[Excerpts from an interface dataset]
━━━

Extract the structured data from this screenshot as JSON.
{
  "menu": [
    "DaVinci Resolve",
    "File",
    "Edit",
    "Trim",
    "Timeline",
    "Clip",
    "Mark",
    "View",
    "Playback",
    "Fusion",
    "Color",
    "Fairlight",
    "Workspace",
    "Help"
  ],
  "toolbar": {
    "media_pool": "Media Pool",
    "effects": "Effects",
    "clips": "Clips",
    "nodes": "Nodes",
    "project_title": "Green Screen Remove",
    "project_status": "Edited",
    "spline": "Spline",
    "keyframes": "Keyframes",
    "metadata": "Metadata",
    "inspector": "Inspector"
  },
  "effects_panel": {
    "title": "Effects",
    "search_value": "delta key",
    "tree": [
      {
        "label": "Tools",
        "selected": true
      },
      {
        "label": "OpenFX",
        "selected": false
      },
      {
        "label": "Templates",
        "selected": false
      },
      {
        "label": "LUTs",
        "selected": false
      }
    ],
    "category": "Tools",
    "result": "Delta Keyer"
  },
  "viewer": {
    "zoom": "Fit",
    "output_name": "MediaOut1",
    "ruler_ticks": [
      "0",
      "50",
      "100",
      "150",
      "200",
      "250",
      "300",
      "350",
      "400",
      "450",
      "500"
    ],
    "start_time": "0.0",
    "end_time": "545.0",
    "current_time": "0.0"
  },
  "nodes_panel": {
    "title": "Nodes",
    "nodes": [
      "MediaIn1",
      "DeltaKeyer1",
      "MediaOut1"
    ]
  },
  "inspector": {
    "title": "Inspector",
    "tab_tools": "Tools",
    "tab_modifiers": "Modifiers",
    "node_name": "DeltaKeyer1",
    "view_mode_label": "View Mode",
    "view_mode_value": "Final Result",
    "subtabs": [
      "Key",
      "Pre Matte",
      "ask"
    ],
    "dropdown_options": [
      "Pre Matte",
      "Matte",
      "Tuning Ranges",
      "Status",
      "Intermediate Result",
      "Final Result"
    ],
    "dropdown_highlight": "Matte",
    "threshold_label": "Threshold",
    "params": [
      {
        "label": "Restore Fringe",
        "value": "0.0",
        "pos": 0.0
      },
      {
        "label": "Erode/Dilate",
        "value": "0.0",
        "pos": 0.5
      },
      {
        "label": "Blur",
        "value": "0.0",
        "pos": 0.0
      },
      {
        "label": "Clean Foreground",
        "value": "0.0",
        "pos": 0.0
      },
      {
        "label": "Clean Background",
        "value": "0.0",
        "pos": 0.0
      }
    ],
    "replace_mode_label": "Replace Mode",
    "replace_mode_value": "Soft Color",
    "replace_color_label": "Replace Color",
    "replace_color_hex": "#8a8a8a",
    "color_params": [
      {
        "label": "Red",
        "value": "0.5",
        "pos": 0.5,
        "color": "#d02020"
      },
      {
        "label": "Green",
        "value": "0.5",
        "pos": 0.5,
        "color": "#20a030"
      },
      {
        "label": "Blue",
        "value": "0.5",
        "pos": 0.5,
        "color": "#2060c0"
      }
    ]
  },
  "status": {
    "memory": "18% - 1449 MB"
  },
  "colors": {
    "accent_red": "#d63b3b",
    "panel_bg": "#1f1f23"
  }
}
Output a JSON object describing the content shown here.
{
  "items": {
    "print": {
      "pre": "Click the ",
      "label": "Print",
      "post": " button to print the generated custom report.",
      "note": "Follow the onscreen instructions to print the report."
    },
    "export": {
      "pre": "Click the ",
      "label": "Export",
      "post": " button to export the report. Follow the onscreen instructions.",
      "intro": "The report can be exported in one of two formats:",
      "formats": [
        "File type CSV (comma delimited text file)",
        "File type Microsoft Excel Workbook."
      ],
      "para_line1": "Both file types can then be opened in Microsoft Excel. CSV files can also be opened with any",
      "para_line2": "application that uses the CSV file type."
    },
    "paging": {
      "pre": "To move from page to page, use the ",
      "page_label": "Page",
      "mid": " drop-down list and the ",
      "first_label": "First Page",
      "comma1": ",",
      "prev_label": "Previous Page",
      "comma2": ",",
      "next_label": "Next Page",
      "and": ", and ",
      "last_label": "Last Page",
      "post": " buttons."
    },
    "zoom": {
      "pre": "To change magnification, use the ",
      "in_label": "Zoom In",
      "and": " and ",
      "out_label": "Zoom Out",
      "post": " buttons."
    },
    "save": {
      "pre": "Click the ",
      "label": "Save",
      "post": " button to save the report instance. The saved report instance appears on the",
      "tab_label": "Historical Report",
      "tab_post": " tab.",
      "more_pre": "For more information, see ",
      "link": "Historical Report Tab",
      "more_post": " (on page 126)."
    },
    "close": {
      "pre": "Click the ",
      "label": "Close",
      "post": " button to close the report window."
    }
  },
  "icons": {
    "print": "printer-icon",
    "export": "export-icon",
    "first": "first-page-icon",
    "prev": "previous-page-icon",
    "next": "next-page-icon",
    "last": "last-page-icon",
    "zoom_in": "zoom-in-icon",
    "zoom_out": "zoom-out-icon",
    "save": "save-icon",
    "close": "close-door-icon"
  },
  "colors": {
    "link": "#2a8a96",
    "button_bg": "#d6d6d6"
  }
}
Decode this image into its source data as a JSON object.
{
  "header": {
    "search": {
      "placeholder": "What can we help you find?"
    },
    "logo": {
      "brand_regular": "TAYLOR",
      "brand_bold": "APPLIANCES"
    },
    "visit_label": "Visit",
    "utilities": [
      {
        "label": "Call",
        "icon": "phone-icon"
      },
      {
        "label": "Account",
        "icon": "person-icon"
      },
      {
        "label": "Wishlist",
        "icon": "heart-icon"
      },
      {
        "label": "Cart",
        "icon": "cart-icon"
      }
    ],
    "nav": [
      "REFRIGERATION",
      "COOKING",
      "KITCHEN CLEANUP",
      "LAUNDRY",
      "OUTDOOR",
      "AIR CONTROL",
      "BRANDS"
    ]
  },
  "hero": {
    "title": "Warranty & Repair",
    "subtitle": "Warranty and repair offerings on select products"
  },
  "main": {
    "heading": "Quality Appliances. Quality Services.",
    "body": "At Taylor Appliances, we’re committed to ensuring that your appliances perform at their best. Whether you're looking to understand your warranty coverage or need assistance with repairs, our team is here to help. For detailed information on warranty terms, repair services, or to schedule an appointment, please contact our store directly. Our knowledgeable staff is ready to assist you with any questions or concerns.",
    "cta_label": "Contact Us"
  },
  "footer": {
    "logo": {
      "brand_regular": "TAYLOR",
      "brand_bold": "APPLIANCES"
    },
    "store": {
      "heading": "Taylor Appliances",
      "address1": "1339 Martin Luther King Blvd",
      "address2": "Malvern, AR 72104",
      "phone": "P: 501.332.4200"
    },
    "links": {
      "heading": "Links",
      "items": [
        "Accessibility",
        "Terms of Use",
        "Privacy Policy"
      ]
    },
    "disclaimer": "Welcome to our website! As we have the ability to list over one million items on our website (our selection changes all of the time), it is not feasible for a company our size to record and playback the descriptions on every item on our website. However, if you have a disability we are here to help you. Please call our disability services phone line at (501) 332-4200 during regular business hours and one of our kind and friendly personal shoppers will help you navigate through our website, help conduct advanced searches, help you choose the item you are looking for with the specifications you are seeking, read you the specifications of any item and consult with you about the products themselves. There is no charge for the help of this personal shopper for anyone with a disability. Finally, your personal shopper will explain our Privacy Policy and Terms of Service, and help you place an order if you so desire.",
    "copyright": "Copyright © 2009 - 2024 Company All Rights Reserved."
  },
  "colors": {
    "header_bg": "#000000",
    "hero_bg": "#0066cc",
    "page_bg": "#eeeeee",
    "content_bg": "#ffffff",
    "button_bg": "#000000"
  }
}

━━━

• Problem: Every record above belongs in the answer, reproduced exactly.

• Output of the exercise:
Extract the structured data from this screenshot as JSON.
{
  "menu": [
    "DaVinci Resolve",
    "File",
    "Edit",
    "Trim",
    "Timeline",
    "Clip",
    "Mark",
    "View",
    "Playback",
    "Fusion",
    "Color",
    "Fairlight",
    "Workspace",
    "Help"
  ],
  "toolbar": {
    "media_pool": "Media Pool",
    "effects": "Effects",
    "clips": "Clips",
    "nodes": "Nodes",
    "project_title": "Green Screen Remove",
    "project_status": "Edited",
    "spline": "Spline",
    "keyframes": "Keyframes",
    "metadata": "Metadata",
    "inspector": "Inspector"
  },
  "effects_panel": {
    "title": "Effects",
    "search_value": "delta key",
    "tree": [
      {
        "label": "Tools",
        "selected": true
      },
      {
        "label": "OpenFX",
        "selected": false
      },
      {
        "label": "Templates",
        "selected": false
      },
      {
        "label": "LUTs",
        "selected": false
      }
    ],
    "category": "Tools",
    "result": "Delta Keyer"
  },
  "viewer": {
    "zoom": "Fit",
    "output_name": "MediaOut1",
    "ruler_ticks": [
      "0",
      "50",
      "100",
      "150",
      "200",
      "250",
      "300",
      "350",
      "400",
      "450",
      "500"
    ],
    "start_time": "0.0",
    "end_time": "545.0",
    "current_time": "0.0"
  },
  "nodes_panel": {
    "title": "Nodes",
    "nodes": [
      "MediaIn1",
      "DeltaKeyer1",
      "MediaOut1"
    ]
  },
  "inspector": {
    "title": "Inspector",
    "tab_tools": "Tools",
    "tab_modifiers": "Modifiers",
    "node_name": "DeltaKeyer1",
    "view_mode_label": "View Mode",
    "view_mode_value": "Final Result",
    "subtabs": [
      "Key",
      "Pre Matte",
      "ask"
    ],
    "dropdown_options": [
      "Pre Matte",
      "Matte",
      "Tuning Ranges",
      "Status",
      "Intermediate Result",
      "Final Result"
    ],
    "dropdown_highlight": "Matte",
    "threshold_label": "Threshold",
    "params": [
      {
        "label": "Restore Fringe",
        "value": "0.0",
        "pos": 0.0
      },
      {
        "label": "Erode/Dilate",
        "value": "0.0",
        "pos": 0.5
      },
      {
        "label": "Blur",
        "value": "0.0",
        "pos": 0.0
      },
      {
        "label": "Clean Foreground",
        "value": "0.0",
        "pos": 0.0
      },
      {
        "label": "Clean Background",
        "value": "0.0",
        "pos": 0.0
      }
    ],
    "replace_mode_label": "Replace Mode",
    "replace_mode_value": "Soft Color",
    "replace_color_label": "Replace Color",
    "replace_color_hex": "#8a8a8a",
    "color_params": [
      {
        "label": "Red",
        "value": "0.5",
        "pos": 0.5,
        "color": "#d02020"
      },
      {
        "label": "Green",
        "value": "0.5",
        "pos": 0.5,
        "color": "#20a030"
      },
      {
        "label": "Blue",
        "value": "0.5",
        "pos": 0.5,
        "color": "#2060c0"
      }
    ]
  },
  "status": {
    "memory": "18% - 1449 MB"
  },
  "colors": {
    "accent_red": "#d63b3b",
    "panel_bg": "#1f1f23"
  }
}
Output a JSON object describing the content shown here.
{
  "items": {
    "print": {
      "pre": "Click the ",
      "label": "Print",
      "post": " button to print the generated custom report.",
      "note": "Follow the onscreen instructions to print the report."
    },
    "export": {
      "pre": "Click the ",
      "label": "Export",
      "post": " button to export the report. Follow the onscreen instructions.",
      "intro": "The report can be exported in one of two formats:",
      "formats": [
        "File type CSV (comma delimited text file)",
        "File type Microsoft Excel Workbook."
      ],
      "para_line1": "Both file types can then be opened in Microsoft Excel. CSV files can also be opened with any",
      "para_line2": "application that uses the CSV file type."
    },
    "paging": {
      "pre": "To move from page to page, use the ",
      "page_label": "Page",
      "mid": " drop-down list and the ",
      "first_label": "First Page",
      "comma1": ",",
      "prev_label": "Previous Page",
      "comma2": ",",
      "next_label": "Next Page",
      "and": ", and ",
      "last_label": "Last Page",
      "post": " buttons."
    },
    "zoom": {
      "pre": "To change magnification, use the ",
      "in_label": "Zoom In",
      "and": " and ",
      "out_label": "Zoom Out",
      "post": " buttons."
    },
    "save": {
      "pre": "Click the ",
      "label": "Save",
      "post": " button to save the report instance. The saved report instance appears on the",
      "tab_label": "Historical Report",
      "tab_post": " tab.",
      "more_pre": "For more information, see ",
      "link": "Historical Report Tab",
      "more_post": " (on page 126)."
    },
    "close": {
      "pre": "Click the ",
      "label": "Close",
      "post": " button to close the report window."
    }
  },
  "icons": {
    "print": "printer-icon",
    "export": "export-icon",
    "first": "first-page-icon",
    "prev": "previous-page-icon",
    "next": "next-page-icon",
    "last": "last-page-icon",
    "zoom_in": "zoom-in-icon",
    "zoom_out": "zoom-out-icon",
    "save": "save-icon",
    "close": "close-door-icon"
  },
  "colors": {
    "link": "#2a8a96",
    "button_bg": "#d6d6d6"
  }
}
Decode this image into its source data as a JSON object.
{
  "header": {
    "search": {
      "placeholder": "What can we help you find?"
    },
    "logo": {
      "brand_regular": "TAYLOR",
      "brand_bold": "APPLIANCES"
    },
    "visit_label": "Visit",
    "utilities": [
      {
        "label": "Call",
        "icon": "phone-icon"
      },
      {
        "label": "Account",
        "icon": "person-icon"
      },
      {
        "label": "Wishlist",
        "icon": "heart-icon"
      },
      {
        "label": "Cart",
        "icon": "cart-icon"
      }
    ],
    "nav": [
      "REFRIGERATION",
      "COOKING",
      "KITCHEN CLEANUP",
      "LAUNDRY",
      "OUTDOOR",
      "AIR CONTROL",
      "BRANDS"
    ]
  },
  "hero": {
    "title": "Warranty & Repair",
    "subtitle": "Warranty and repair offerings on select products"
  },
  "main": {
    "heading": "Quality Appliances. Quality Services.",
    "body": "At Taylor Appliances, we’re committed to ensuring that your appliances perform at their best. Whether you're looking to understand your warranty coverage or need assistance with repairs, our team is here to help. For detailed information on warranty terms, repair services, or to schedule an appointment, please contact our store directly. Our knowledgeable staff is ready to assist you with any questions or concerns.",
    "cta_label": "Contact Us"
  },
  "footer": {
    "logo": {
      "brand_regular": "TAYLOR",
      "brand_bold": "APPLIANCES"
    },
    "store": {
      "heading": "Taylor Appliances",
      "address1": "1339 Martin Luther King Blvd",
      "address2": "Malvern, AR 72104",
      "phone": "P: 501.332.4200"
    },
    "links": {
      "heading": "Links",
      "items": [
        "Accessibility",
        "Terms of Use",
        "Privacy Policy"
      ]
    },
    "disclaimer": "Welcome to our website! As we have the ability to list over one million items on our website (our selection changes all of the time), it is not feasible for a company our size to record and playback the descriptions on every item on our website. However, if you have a disability we are here to help you. Please call our disability services phone line at (501) 332-4200 during regular business hours and one of our kind and friendly personal shoppers will help you navigate through our website, help conduct advanced searches, help you choose the item you are looking for with the specifications you are seeking, read you the specifications of any item and consult with you about the products themselves. There is no charge for the help of this personal shopper for anyone with a disability. Finally, your personal shopper will explain our Privacy Policy and Terms of Service, and help you place an order if you so desire.",
    "copyright": "Copyright © 2009 - 2024 Company All Rights Reserved."
  },
  "colors": {
    "header_bg": "#000000",
    "hero_bg": "#0066cc",
    "page_bg": "#eeeeee",
    "content_bg": "#ffffff",
    "button_bg": "#000000"
  }
}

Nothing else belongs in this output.